* _PROMPT_:
How many lines of the records hold the string "Construction"? Reply with the number alone.

=== THE DATA ===

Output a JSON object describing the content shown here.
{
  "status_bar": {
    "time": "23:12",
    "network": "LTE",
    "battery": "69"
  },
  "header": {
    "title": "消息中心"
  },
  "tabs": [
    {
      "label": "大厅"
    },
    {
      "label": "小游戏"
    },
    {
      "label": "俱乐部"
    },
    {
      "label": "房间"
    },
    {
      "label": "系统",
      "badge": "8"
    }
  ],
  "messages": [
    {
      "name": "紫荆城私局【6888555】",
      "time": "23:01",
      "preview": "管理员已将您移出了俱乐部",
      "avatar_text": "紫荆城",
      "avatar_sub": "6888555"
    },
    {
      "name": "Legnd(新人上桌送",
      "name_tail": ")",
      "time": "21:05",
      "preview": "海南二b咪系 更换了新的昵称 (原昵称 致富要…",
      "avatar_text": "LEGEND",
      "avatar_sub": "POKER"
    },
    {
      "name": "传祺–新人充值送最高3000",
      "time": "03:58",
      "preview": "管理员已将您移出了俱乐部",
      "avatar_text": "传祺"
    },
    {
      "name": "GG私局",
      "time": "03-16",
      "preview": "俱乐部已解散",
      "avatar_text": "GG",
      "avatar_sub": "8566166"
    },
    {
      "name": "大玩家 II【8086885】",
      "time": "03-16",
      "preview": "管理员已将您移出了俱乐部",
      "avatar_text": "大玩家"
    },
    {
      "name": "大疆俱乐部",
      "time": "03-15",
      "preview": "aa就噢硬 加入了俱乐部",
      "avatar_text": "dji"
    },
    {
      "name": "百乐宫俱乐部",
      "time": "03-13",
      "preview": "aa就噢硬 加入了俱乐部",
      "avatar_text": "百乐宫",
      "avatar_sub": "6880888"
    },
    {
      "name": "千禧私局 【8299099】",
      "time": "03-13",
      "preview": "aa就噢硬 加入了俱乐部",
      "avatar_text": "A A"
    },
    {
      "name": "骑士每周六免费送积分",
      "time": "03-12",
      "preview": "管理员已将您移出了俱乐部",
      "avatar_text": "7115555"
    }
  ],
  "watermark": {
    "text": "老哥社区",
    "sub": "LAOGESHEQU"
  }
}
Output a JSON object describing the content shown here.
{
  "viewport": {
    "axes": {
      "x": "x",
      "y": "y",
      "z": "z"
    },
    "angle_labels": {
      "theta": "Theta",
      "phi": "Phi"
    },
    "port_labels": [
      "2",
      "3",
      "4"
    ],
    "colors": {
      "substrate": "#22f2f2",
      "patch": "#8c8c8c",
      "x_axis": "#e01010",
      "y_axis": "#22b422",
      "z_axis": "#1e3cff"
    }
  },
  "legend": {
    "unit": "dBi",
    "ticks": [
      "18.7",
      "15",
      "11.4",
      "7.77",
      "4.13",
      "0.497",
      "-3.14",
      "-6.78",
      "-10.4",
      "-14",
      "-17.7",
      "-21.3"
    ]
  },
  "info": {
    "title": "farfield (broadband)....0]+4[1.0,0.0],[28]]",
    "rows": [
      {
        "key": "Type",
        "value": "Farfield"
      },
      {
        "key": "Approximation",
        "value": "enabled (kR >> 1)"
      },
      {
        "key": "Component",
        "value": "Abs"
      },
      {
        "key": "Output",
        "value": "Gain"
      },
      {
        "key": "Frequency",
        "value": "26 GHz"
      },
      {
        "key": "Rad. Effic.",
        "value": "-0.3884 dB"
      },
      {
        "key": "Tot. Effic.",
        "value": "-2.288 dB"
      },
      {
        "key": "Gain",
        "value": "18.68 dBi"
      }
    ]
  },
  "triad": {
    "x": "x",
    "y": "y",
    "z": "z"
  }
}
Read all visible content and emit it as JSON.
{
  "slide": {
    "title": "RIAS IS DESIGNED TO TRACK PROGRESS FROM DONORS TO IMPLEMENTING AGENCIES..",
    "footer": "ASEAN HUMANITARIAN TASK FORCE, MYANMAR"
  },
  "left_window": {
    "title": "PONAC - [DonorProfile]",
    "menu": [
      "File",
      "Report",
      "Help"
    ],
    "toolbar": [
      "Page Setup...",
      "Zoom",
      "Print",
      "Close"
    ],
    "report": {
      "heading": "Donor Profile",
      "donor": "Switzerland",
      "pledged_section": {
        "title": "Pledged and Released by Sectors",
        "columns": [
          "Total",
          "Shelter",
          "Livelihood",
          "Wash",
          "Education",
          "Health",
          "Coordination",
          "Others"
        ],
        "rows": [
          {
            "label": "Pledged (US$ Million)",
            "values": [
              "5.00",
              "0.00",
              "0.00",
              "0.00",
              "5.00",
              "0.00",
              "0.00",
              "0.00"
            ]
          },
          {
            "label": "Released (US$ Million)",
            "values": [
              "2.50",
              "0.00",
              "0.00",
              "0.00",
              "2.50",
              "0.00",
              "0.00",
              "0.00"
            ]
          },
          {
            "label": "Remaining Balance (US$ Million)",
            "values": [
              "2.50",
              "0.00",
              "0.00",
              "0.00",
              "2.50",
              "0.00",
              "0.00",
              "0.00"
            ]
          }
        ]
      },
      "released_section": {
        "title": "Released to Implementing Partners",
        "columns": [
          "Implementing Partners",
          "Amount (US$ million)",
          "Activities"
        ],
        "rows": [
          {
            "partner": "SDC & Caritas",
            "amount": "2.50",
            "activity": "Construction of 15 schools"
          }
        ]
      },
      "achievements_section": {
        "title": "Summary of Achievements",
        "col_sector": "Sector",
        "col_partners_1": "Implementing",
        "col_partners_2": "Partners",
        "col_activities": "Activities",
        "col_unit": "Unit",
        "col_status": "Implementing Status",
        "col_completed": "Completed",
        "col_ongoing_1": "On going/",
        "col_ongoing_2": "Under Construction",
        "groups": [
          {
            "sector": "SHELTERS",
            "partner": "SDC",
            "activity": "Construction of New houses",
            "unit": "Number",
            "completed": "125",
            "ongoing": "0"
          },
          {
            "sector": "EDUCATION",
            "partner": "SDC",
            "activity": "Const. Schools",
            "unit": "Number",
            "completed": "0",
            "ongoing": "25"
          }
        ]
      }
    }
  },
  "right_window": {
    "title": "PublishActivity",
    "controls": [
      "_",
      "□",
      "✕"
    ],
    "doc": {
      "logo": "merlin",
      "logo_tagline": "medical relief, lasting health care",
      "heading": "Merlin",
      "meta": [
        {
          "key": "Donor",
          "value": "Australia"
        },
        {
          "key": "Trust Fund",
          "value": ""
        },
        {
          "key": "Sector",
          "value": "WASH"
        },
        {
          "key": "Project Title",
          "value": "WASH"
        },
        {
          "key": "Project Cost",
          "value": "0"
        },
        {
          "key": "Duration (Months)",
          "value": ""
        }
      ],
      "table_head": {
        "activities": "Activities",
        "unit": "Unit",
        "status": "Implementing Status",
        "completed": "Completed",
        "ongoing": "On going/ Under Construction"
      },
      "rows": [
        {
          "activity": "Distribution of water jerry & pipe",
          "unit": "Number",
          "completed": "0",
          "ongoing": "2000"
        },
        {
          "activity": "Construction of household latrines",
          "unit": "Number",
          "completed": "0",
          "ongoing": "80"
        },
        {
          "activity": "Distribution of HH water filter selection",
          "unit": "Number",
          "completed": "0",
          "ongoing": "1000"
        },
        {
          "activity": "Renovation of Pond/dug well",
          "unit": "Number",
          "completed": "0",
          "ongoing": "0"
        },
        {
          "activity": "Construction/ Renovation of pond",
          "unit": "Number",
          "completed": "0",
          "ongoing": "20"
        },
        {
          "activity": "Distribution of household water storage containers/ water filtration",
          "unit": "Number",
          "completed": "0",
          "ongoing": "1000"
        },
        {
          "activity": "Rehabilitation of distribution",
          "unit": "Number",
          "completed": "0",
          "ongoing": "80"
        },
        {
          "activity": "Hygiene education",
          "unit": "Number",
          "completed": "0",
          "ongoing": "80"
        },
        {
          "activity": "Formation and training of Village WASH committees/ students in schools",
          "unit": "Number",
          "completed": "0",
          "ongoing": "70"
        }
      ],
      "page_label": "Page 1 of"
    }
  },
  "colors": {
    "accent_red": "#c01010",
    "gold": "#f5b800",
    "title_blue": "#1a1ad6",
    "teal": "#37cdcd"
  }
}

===

* _COMPLETED TASK_:
6